In a recent meeting with a team of scientists from IIT Kanpur, Rai discussed the feasibility of Delhi Plans artificial rain as a potential solution to curb air pollution. Initially presented by IIT Kanpur, the proposal involves dispersing specific substances, including silver iodide, potassium iodide, and dry ice, into the atmosphere via aircraft and helicopters. These substances aim to attract water vapor, leading to the formation of rain clouds.
Gopal Rai stated in an interview, “A meeting with the IIT Kanpur team was held today regarding the possibility of cloud seeding, i.e., artificial rain, in the wake of the pollution situation. This proposal was first presented by IIT Kanpur in that meeting. It was decided that tomorrow they would send a detailed proposal to the government.”
Experts suggest that Delhi plans artificial rain and conditions suitable for cloud seeding could manifest around November 20-21, with the scientists tasked to prepare a detailed proposal for government review. The success of artificial rain induction relies on the presence of moisture-rich clouds, making accurate forecasting crucial.
Cloud seeding has been utilized globally to address water scarcity and drought, with countries like the US, China, Australia, and the UAE employing this weather modification technique. However, its efficacy and environmental impact remain subjects of ongoing research and debate.
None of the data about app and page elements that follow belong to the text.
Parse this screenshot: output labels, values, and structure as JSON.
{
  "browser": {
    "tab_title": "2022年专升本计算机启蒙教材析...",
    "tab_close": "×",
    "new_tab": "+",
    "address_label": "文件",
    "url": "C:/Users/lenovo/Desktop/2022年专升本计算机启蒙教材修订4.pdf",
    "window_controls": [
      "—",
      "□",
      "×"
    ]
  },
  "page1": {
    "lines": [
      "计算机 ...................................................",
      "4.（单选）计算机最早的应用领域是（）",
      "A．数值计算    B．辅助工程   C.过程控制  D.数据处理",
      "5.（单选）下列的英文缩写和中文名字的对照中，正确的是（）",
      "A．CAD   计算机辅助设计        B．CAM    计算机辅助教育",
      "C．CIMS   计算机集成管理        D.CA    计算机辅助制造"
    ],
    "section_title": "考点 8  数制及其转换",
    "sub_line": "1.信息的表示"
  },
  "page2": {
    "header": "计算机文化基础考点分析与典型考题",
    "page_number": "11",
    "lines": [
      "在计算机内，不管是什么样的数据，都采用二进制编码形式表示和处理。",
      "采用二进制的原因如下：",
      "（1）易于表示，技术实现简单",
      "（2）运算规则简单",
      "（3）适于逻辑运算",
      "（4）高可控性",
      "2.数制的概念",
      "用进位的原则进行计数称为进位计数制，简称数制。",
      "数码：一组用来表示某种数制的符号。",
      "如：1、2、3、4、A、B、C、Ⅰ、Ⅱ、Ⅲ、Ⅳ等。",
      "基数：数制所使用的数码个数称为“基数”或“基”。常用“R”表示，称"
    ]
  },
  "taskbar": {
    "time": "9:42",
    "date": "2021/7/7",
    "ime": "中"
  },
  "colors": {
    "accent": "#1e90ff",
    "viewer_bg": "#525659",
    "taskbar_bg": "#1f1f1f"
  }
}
The announcement of Delhi’s plans for artificial rain comes alongside other measures taken by the Delhi government to combat air pollution, including reintroducing the odd-even rule from November 13 to 20 and rescheduling the December winter break for schools from November 9 to November 18. With air quality levels reaching hazardous heights, the government’s multifaceted approach underscores the urgency of addressing the complex issue of air pollution in the national capital.